About this task - Images are to be left out when the records below are printed word for word.

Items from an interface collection

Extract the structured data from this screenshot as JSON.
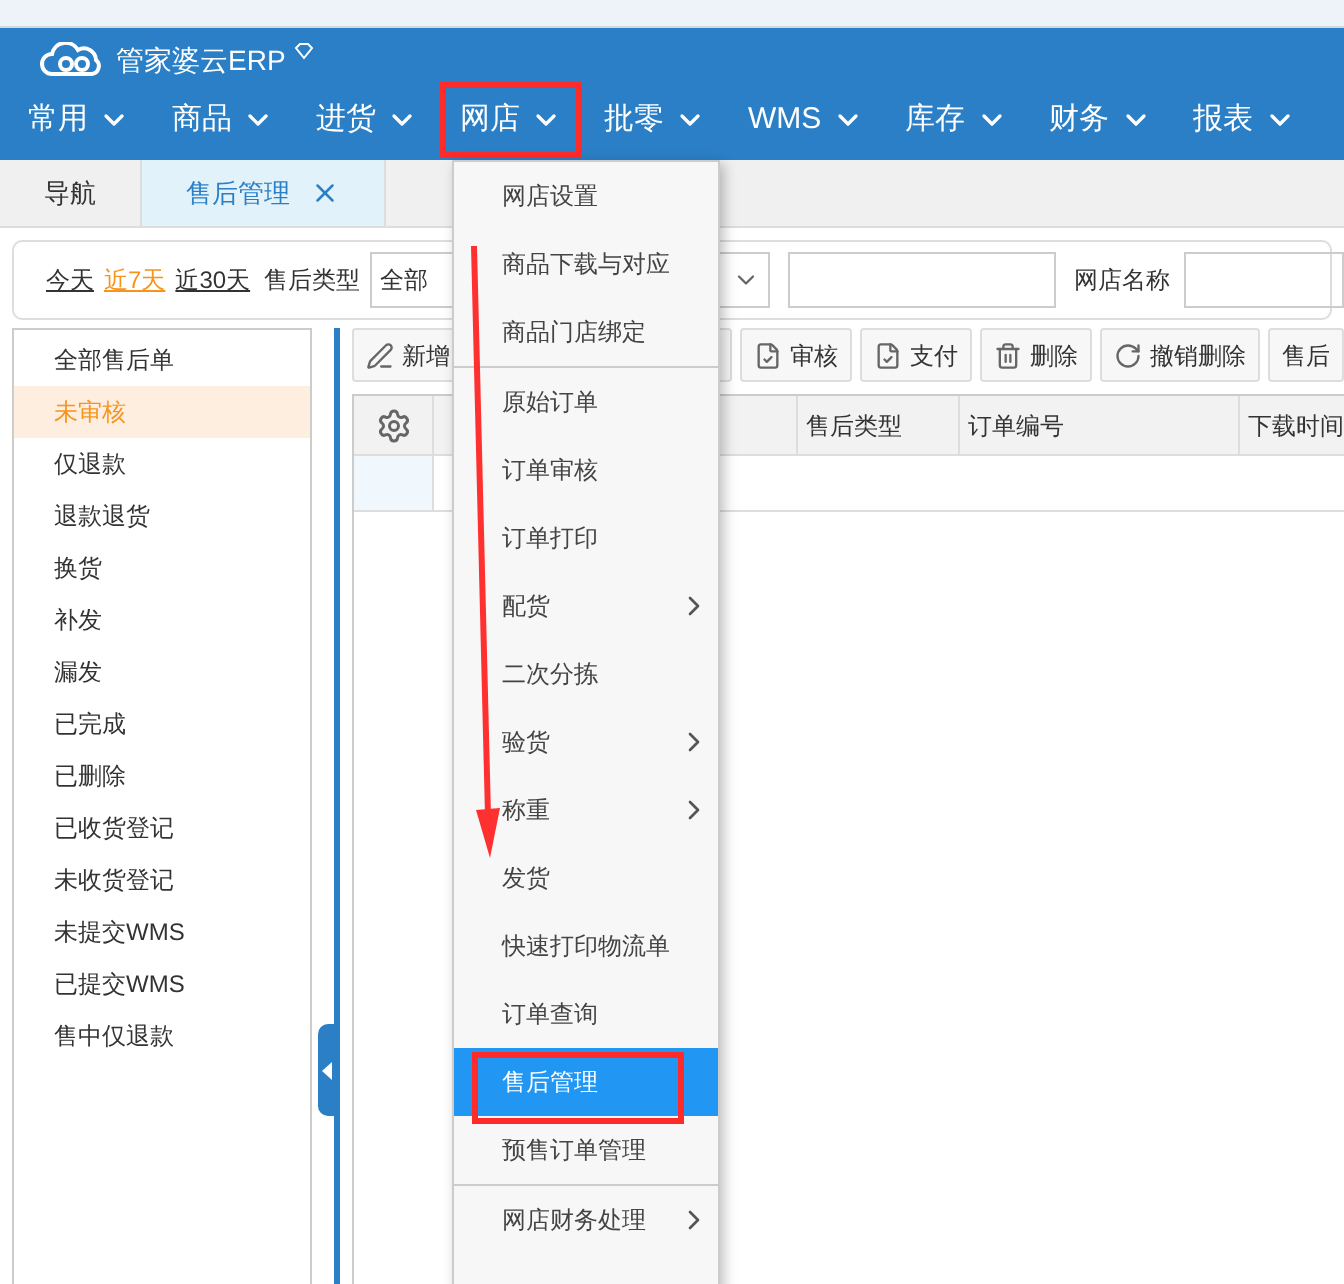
{
  "header": {
    "logo_text": "管家婆云ERP"
  },
  "nav": [
    {
      "label": "常用",
      "highlighted": false
    },
    {
      "label": "商品",
      "highlighted": false
    },
    {
      "label": "进货",
      "highlighted": false
    },
    {
      "label": "网店",
      "highlighted": true
    },
    {
      "label": "批零",
      "highlighted": false
    },
    {
      "label": "WMS",
      "highlighted": false
    },
    {
      "label": "库存",
      "highlighted": false
    },
    {
      "label": "财务",
      "highlighted": false
    },
    {
      "label": "报表",
      "highlighted": false
    }
  ],
  "tabs": [
    {
      "label": "导航",
      "selected": false,
      "closable": false
    },
    {
      "label": "售后管理",
      "selected": true,
      "closable": true
    }
  ],
  "filter": {
    "dates": [
      {
        "label": "今天",
        "selected": false
      },
      {
        "label": "近7天",
        "selected": true
      },
      {
        "label": "近30天",
        "selected": false
      }
    ],
    "type_label": "售后类型",
    "type_value": "全部",
    "shop_label": "网店名称"
  },
  "sidebar": [
    {
      "label": "全部售后单",
      "selected": false
    },
    {
      "label": "未审核",
      "selected": true
    },
    {
      "label": "仅退款",
      "selected": false
    },
    {
      "label": "退款退货",
      "selected": false
    },
    {
      "label": "换货",
      "selected": false
    },
    {
      "label": "补发",
      "selected": false
    },
    {
      "label": "漏发",
      "selected": false
    },
    {
      "label": "已完成",
      "selected": false
    },
    {
      "label": "已删除",
      "selected": false
    },
    {
      "label": "已收货登记",
      "selected": false
    },
    {
      "label": "未收货登记",
      "selected": false
    },
    {
      "label": "未提交WMS",
      "selected": false
    },
    {
      "label": "已提交WMS",
      "selected": false
    },
    {
      "label": "售中仅退款",
      "selected": false
    }
  ],
  "toolbar": [
    {
      "label": "新增",
      "kind": "edit"
    },
    {
      "label": "审核",
      "kind": "check"
    },
    {
      "label": "支付",
      "kind": "check"
    },
    {
      "label": "删除",
      "kind": "trash"
    },
    {
      "label": "撤销删除",
      "kind": "undo"
    },
    {
      "label": "售后",
      "kind": "plain"
    }
  ],
  "table": {
    "columns": [
      "售后类型",
      "订单编号",
      "下载时间"
    ]
  },
  "menu": {
    "groups": [
      [
        {
          "label": "网店设置",
          "submenu": false,
          "selected": false
        },
        {
          "label": "商品下载与对应",
          "submenu": false,
          "selected": false
        },
        {
          "label": "商品门店绑定",
          "submenu": false,
          "selected": false
        }
      ],
      [
        {
          "label": "原始订单",
          "submenu": false,
          "selected": false
        },
        {
          "label": "订单审核",
          "submenu": false,
          "selected": false
        },
        {
          "label": "订单打印",
          "submenu": false,
          "selected": false
        },
        {
          "label": "配货",
          "submenu": true,
          "selected": false
        },
        {
          "label": "二次分拣",
          "submenu": false,
          "selected": false
        },
        {
          "label": "验货",
          "submenu": true,
          "selected": false
        },
        {
          "label": "称重",
          "submenu": true,
          "selected": false
        },
        {
          "label": "发货",
          "submenu": false,
          "selected": false
        },
        {
          "label": "快速打印物流单",
          "submenu": false,
          "selected": false
        },
        {
          "label": "订单查询",
          "submenu": false,
          "selected": false
        },
        {
          "label": "售后管理",
          "submenu": false,
          "selected": true
        },
        {
          "label": "预售订单管理",
          "submenu": false,
          "selected": false
        }
      ],
      [
        {
          "label": "网店财务处理",
          "submenu": true,
          "selected": false
        }
      ]
    ]
  }
}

Solution to the exercise -
Extract the structured data from this screenshot as JSON.
{
  "header": {
    "logo_text": "管家婆云ERP"
  },
  "nav": [
    {
      "label": "常用",
      "highlighted": false
    },
    {
      "label": "商品",
      "highlighted": false
    },
    {
      "label": "进货",
      "highlighted": false
    },
    {
      "label": "网店",
      "highlighted": true
    },
    {
      "label": "批零",
      "highlighted": false
    },
    {
      "label": "WMS",
      "highlighted": false
    },
    {
      "label": "库存",
      "highlighted": false
    },
    {
      "label": "财务",
      "highlighted": false
    },
    {
      "label": "报表",
      "highlighted": false
    }
  ],
  "tabs": [
    {
      "label": "导航",
      "selected": false,
      "closable": false
    },
    {
      "label": "售后管理",
      "selected": true,
      "closable": true
    }
  ],
  "filter": {
    "dates": [
      {
        "label": "今天",
        "selected": false
      },
      {
        "label": "近7天",
        "selected": true
      },
      {
        "label": "近30天",
        "selected": false
      }
    ],
    "type_label": "售后类型",
    "type_value": "全部",
    "shop_label": "网店名称"
  },
  "sidebar": [
    {
      "label": "全部售后单",
      "selected": false
    },
    {
      "label": "未审核",
      "selected": true
    },
    {
      "label": "仅退款",
      "selected": false
    },
    {
      "label": "退款退货",
      "selected": false
    },
    {
      "label": "换货",
      "selected": false
    },
    {
      "label": "补发",
      "selected": false
    },
    {
      "label": "漏发",
      "selected": false
    },
    {
      "label": "已完成",
      "selected": false
    },
    {
      "label": "已删除",
      "selected": false
    },
    {
      "label": "已收货登记",
      "selected": false
    },
    {
      "label": "未收货登记",
      "selected": false
    },
    {
      "label": "未提交WMS",
      "selected": false
    },
    {
      "label": "已提交WMS",
      "selected": false
    },
    {
      "label": "售中仅退款",
      "selected": false
    }
  ],
  "toolbar": [
    {
      "label": "新增",
      "kind": "edit"
    },
    {
      "label": "审核",
      "kind": "check"
    },
    {
      "label": "支付",
      "kind": "check"
    },
    {
      "label": "删除",
      "kind": "trash"
    },
    {
      "label": "撤销删除",
      "kind": "undo"
    },
    {
      "label": "售后",
      "kind": "plain"
    }
  ],
  "table": {
    "columns": [
      "售后类型",
      "订单编号",
      "下载时间"
    ]
  },
  "menu": {
    "groups": [
      [
        {
          "label": "网店设置",
          "submenu": false,
          "selected": false
        },
        {
          "label": "商品下载与对应",
          "submenu": false,
          "selected": false
        },
        {
          "label": "商品门店绑定",
          "submenu": false,
          "selected": false
        }
      ],
      [
        {
          "label": "原始订单",
          "submenu": false,
          "selected": false
        },
        {
          "label": "订单审核",
          "submenu": false,
          "selected": false
        },
        {
          "label": "订单打印",
          "submenu": false,
          "selected": false
        },
        {
          "label": "配货",
          "submenu": true,
          "selected": false
        },
        {
          "label": "二次分拣",
          "submenu": false,
          "selected": false
        },
        {
          "label": "验货",
          "submenu": true,
          "selected": false
        },
        {
          "label": "称重",
          "submenu": true,
          "selected": false
        },
        {
          "label": "发货",
          "submenu": false,
          "selected": false
        },
        {
          "label": "快速打印物流单",
          "submenu": false,
          "selected": false
        },
        {
          "label": "订单查询",
          "submenu": false,
          "selected": false
        },
        {
          "label": "售后管理",
          "submenu": false,
          "selected": true
        },
        {
          "label": "预售订单管理",
          "submenu": false,
          "selected": false
        }
      ],
      [
        {
          "label": "网店财务处理",
          "submenu": true,
          "selected": false
        }
      ]
    ]
  }
}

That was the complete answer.